Provided records ::
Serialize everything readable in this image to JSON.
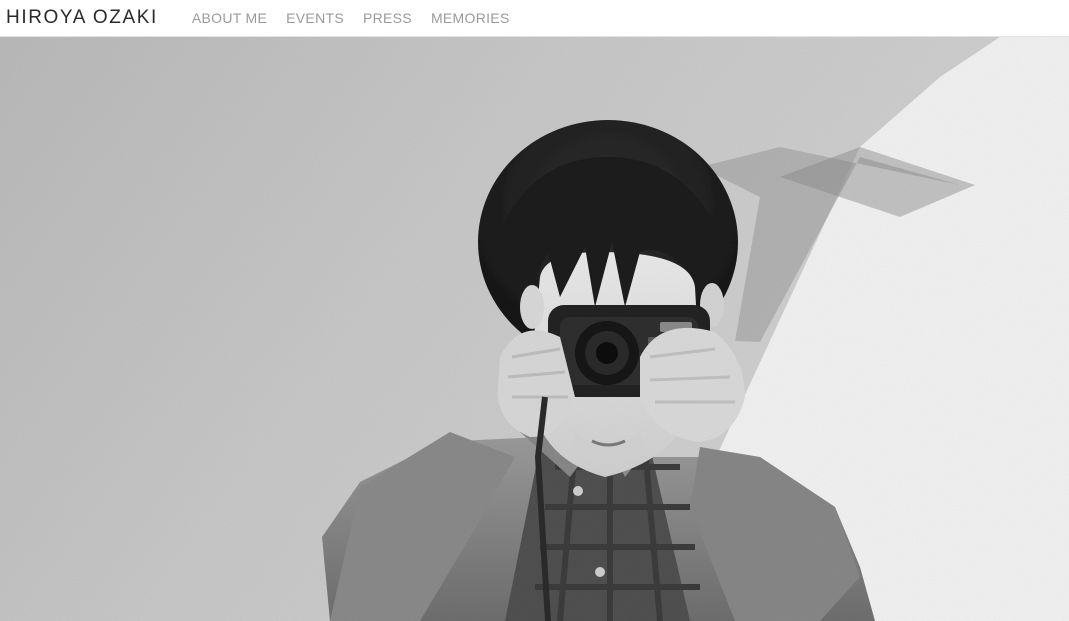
{
  "header": {
    "site_title": "HIROYA OZAKI",
    "nav": [
      {
        "label": "ABOUT ME"
      },
      {
        "label": "EVENTS"
      },
      {
        "label": "PRESS"
      },
      {
        "label": "MEMORIES"
      }
    ]
  },
  "hero": {
    "kind": "black-and-white photograph",
    "subject": "child holding a camera to the face"
  },
  "colors": {
    "title": "#2a2a2a",
    "nav": "#9a9a9a",
    "divider": "#e3e3e3"
  }
}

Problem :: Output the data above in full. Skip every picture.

Answer to the exercise ::
Serialize everything readable in this image to JSON.
{
  "header": {
    "site_title": "HIROYA OZAKI",
    "nav": [
      {
        "label": "ABOUT ME"
      },
      {
        "label": "EVENTS"
      },
      {
        "label": "PRESS"
      },
      {
        "label": "MEMORIES"
      }
    ]
  },
  "hero": {
    "kind": "black-and-white photograph",
    "subject": "child holding a camera to the face"
  },
  "colors": {
    "title": "#2a2a2a",
    "nav": "#9a9a9a",
    "divider": "#e3e3e3"
  }
}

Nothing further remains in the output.